■ THE PROBLEM
Note each line of the listing that contains the string "subtitle", and copy it.

■ SUPPLIED MATERIAL
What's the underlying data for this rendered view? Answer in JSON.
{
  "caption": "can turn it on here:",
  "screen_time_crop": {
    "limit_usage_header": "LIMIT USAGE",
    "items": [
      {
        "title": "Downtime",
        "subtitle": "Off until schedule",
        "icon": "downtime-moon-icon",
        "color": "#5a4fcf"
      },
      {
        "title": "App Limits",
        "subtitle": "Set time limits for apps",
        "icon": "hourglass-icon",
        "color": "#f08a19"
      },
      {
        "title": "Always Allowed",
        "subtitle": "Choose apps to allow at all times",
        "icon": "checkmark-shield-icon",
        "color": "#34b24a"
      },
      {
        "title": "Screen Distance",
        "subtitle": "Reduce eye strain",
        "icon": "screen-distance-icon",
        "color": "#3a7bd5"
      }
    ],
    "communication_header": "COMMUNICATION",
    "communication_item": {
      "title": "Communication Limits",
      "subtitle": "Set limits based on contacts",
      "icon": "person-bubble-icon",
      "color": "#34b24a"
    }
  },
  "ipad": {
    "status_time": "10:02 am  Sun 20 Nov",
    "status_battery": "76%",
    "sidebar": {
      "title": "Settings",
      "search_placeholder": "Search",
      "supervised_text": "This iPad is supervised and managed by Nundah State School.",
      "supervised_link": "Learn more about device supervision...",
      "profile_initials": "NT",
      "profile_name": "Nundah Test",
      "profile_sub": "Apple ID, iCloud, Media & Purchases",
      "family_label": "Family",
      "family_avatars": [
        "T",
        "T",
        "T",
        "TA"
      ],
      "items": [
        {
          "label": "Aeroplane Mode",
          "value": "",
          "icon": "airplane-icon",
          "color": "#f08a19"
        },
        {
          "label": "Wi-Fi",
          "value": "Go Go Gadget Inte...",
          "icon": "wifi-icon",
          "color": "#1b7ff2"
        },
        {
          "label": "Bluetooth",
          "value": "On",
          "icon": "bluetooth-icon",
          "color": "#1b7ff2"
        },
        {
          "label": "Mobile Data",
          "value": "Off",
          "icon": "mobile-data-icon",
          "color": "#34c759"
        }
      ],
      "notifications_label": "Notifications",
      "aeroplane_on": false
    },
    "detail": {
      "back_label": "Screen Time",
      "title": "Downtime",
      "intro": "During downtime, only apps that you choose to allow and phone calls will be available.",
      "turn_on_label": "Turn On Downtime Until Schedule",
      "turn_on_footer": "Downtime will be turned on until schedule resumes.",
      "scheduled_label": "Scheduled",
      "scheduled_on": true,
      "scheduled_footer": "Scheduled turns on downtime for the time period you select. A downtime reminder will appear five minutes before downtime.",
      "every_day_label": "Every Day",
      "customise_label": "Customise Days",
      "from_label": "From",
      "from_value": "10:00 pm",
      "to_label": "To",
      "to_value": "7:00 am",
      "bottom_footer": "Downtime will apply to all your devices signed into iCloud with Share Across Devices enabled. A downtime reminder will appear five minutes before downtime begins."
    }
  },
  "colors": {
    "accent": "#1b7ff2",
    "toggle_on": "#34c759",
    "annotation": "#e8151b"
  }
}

■ RESULT OF THIS TASK
        "subtitle": "Off until schedule",
        "subtitle": "Set time limits for apps",
        "subtitle": "Choose apps to allow at all times",
        "subtitle": "Reduce eye strain",
      "subtitle": "Set limits based on contacts",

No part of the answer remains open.